* **ACTIVITY**
Omitting all images, set down every line below exactly as it appears.

* * *

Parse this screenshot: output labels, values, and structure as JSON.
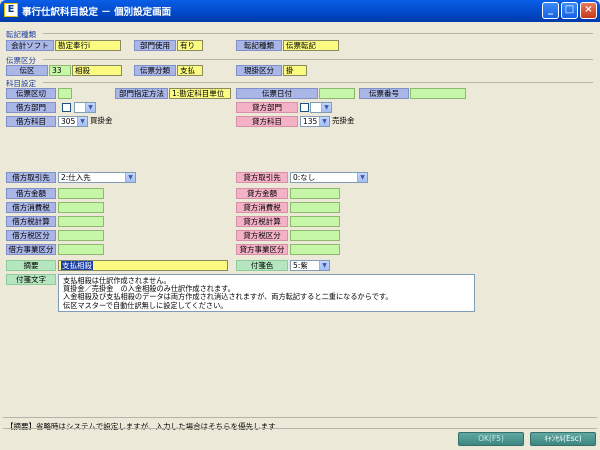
{
  "window": {
    "title": "事行仕訳科目設定 － 個別設定画面",
    "icon_glyph": "E",
    "min_glyph": "_",
    "max_glyph": "□",
    "close_glyph": "×"
  },
  "sections": {
    "tenki": "転記種類",
    "denpyo": "伝票区分",
    "kamoku": "科目設定"
  },
  "tenki": {
    "kaikei_label": "会計ソフト",
    "kaikei_value": "勘定奉行i",
    "bumon_label": "部門使用",
    "bumon_value": "有り",
    "tenki_label": "転記種類",
    "tenki_value": "伝票転記"
  },
  "denpyo": {
    "denku_label": "伝区",
    "denku_code": "33",
    "denku_name": "相殺",
    "bunrui_label": "伝票分類",
    "bunrui_value": "支払",
    "genkake_label": "現掛区分",
    "genkake_value": "掛"
  },
  "kamoku": {
    "kugiri_label": "伝票区切",
    "kugiri_value": "",
    "shitei_label": "部門指定方法",
    "shitei_value": "1:勘定科目単位",
    "hiduke_label": "伝票日付",
    "hiduke_value": "",
    "bango_label": "伝票番号",
    "bango_value": "",
    "kari_bumon_label": "借方部門",
    "kashi_bumon_label": "貸方部門",
    "kari_kamoku_label": "借方科目",
    "kari_kamoku_code": "305",
    "kari_kamoku_name": "買掛金",
    "kashi_kamoku_label": "貸方科目",
    "kashi_kamoku_code": "135",
    "kashi_kamoku_name": "売掛金",
    "kari_torihiki_label": "借方取引先",
    "kari_torihiki_value": "2:仕入先",
    "kashi_torihiki_label": "貸方取引先",
    "kashi_torihiki_value": "0:なし",
    "kari_rows": [
      "借方金額",
      "借方消費税",
      "借方税計算",
      "借方税区分",
      "借方事業区分"
    ],
    "kashi_rows": [
      "貸方金額",
      "貸方消費税",
      "貸方税計算",
      "貸方税区分",
      "貸方事業区分"
    ],
    "tekiyo_label": "摘要",
    "tekiyo_value": "支払相殺",
    "fusen_label": "付箋色",
    "fusen_value": "5:紫",
    "fusen_moji_label": "付箋文字",
    "memo_lines": [
      "支払相殺は仕訳作成されません。",
      "買掛金／売掛金　の入金相殺のみ仕訳作成されます。",
      "入金相殺及び支払相殺のデータは両方作成され消込されますが、両方転記すると二重になるからです。",
      "伝区マスターで自動仕訳無しに設定してください。"
    ]
  },
  "status": {
    "text": "【摘要】省略時はシステムで設定しますが、入力した場合はそちらを優先します"
  },
  "buttons": {
    "ok": "OK(F5)",
    "cancel": "ｷｬﾝｾﾙ(Esc)"
  },
  "colors": {
    "title_bar": "#0148c8",
    "label_blue": "#aab6e6",
    "label_pink": "#f4b2c6",
    "value_yellow": "#fbfb82",
    "value_green": "#c6f6a8",
    "button_teal": "#3d8781"
  }
}
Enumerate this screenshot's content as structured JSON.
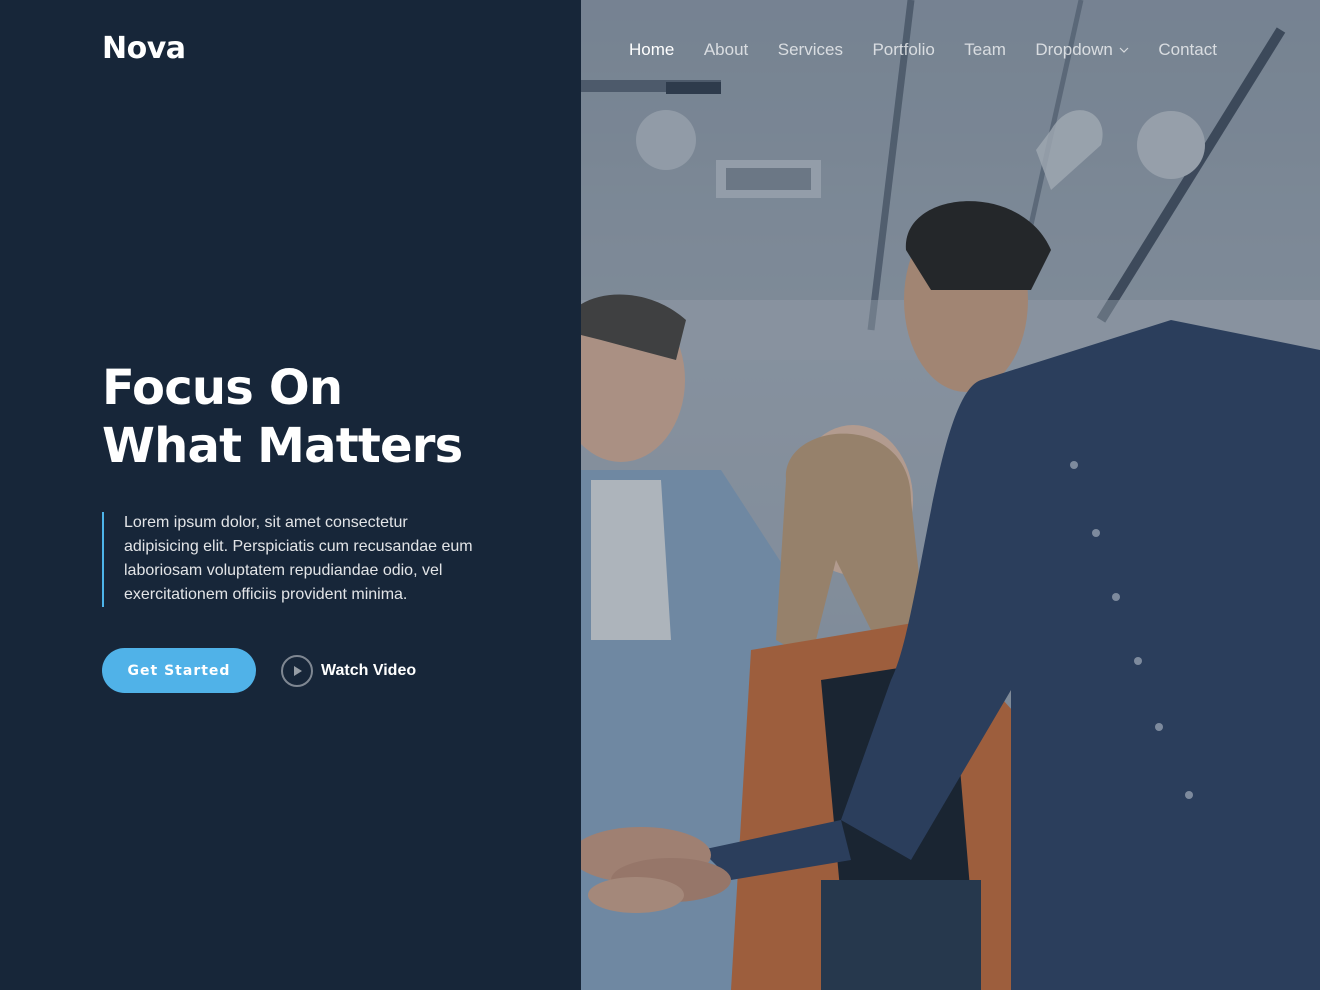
{
  "brand": {
    "logo_text": "Nova"
  },
  "nav": {
    "items": [
      {
        "label": "Home",
        "active": true
      },
      {
        "label": "About"
      },
      {
        "label": "Services"
      },
      {
        "label": "Portfolio"
      },
      {
        "label": "Team"
      },
      {
        "label": "Dropdown",
        "has_dropdown": true
      },
      {
        "label": "Contact"
      }
    ]
  },
  "hero": {
    "headline_line1": "Focus On",
    "headline_line2": "What Matters",
    "intro_text": "Lorem ipsum dolor, sit amet consectetur adipisicing elit. Perspiciatis cum recusandae eum laboriosam voluptatem repudiandae odio, vel exercitationem officiis provident minima.",
    "cta_label": "Get Started",
    "video_label": "Watch Video",
    "image_icon": "team-hands-together-photo",
    "play_icon": "play-icon"
  },
  "colors": {
    "panel_bg": "#172639",
    "accent": "#50b2e8",
    "text": "#ffffff"
  }
}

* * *

* **EXERCISE RESULT**
Parse this screenshot: output labels, values, and structure as JSON.
{
  "window": {
    "title": "事行仕訳科目設定 － 個別設定画面",
    "icon_glyph": "E",
    "min_glyph": "_",
    "max_glyph": "□",
    "close_glyph": "×"
  },
  "sections": {
    "tenki": "転記種類",
    "denpyo": "伝票区分",
    "kamoku": "科目設定"
  },
  "tenki": {
    "kaikei_label": "会計ソフト",
    "kaikei_value": "勘定奉行i",
    "bumon_label": "部門使用",
    "bumon_value": "有り",
    "tenki_label": "転記種類",
    "tenki_value": "伝票転記"
  },
  "denpyo": {
    "denku_label": "伝区",
    "denku_code": "33",
    "denku_name": "相殺",
    "bunrui_label": "伝票分類",
    "bunrui_value": "支払",
    "genkake_label": "現掛区分",
    "genkake_value": "掛"
  },
  "kamoku": {
    "kugiri_label": "伝票区切",
    "kugiri_value": "",
    "shitei_label": "部門指定方法",
    "shitei_value": "1:勘定科目単位",
    "hiduke_label": "伝票日付",
    "hiduke_value": "",
    "bango_label": "伝票番号",
    "bango_value": "",
    "kari_bumon_label": "借方部門",
    "kashi_bumon_label": "貸方部門",
    "kari_kamoku_label": "借方科目",
    "kari_kamoku_code": "305",
    "kari_kamoku_name": "買掛金",
    "kashi_kamoku_label": "貸方科目",
    "kashi_kamoku_code": "135",
    "kashi_kamoku_name": "売掛金",
    "kari_torihiki_label": "借方取引先",
    "kari_torihiki_value": "2:仕入先",
    "kashi_torihiki_label": "貸方取引先",
    "kashi_torihiki_value": "0:なし",
    "kari_rows": [
      "借方金額",
      "借方消費税",
      "借方税計算",
      "借方税区分",
      "借方事業区分"
    ],
    "kashi_rows": [
      "貸方金額",
      "貸方消費税",
      "貸方税計算",
      "貸方税区分",
      "貸方事業区分"
    ],
    "tekiyo_label": "摘要",
    "tekiyo_value": "支払相殺",
    "fusen_label": "付箋色",
    "fusen_value": "5:紫",
    "fusen_moji_label": "付箋文字",
    "memo_lines": [
      "支払相殺は仕訳作成されません。",
      "買掛金／売掛金　の入金相殺のみ仕訳作成されます。",
      "入金相殺及び支払相殺のデータは両方作成され消込されますが、両方転記すると二重になるからです。",
      "伝区マスターで自動仕訳無しに設定してください。"
    ]
  },
  "status": {
    "text": "【摘要】省略時はシステムで設定しますが、入力した場合はそちらを優先します"
  },
  "buttons": {
    "ok": "OK(F5)",
    "cancel": "ｷｬﾝｾﾙ(Esc)"
  },
  "colors": {
    "title_bar": "#0148c8",
    "label_blue": "#aab6e6",
    "label_pink": "#f4b2c6",
    "value_yellow": "#fbfb82",
    "value_green": "#c6f6a8",
    "button_teal": "#3d8781"
  }
}
Enumerate this screenshot's content as structured JSON.
{
  "brand": {
    "logo_text": "Nova"
  },
  "nav": {
    "items": [
      {
        "label": "Home",
        "active": true
      },
      {
        "label": "About"
      },
      {
        "label": "Services"
      },
      {
        "label": "Portfolio"
      },
      {
        "label": "Team"
      },
      {
        "label": "Dropdown",
        "has_dropdown": true
      },
      {
        "label": "Contact"
      }
    ]
  },
  "hero": {
    "headline_line1": "Focus On",
    "headline_line2": "What Matters",
    "intro_text": "Lorem ipsum dolor, sit amet consectetur adipisicing elit. Perspiciatis cum recusandae eum laboriosam voluptatem repudiandae odio, vel exercitationem officiis provident minima.",
    "cta_label": "Get Started",
    "video_label": "Watch Video",
    "image_icon": "team-hands-together-photo",
    "play_icon": "play-icon"
  },
  "colors": {
    "panel_bg": "#172639",
    "accent": "#50b2e8",
    "text": "#ffffff"
  }
}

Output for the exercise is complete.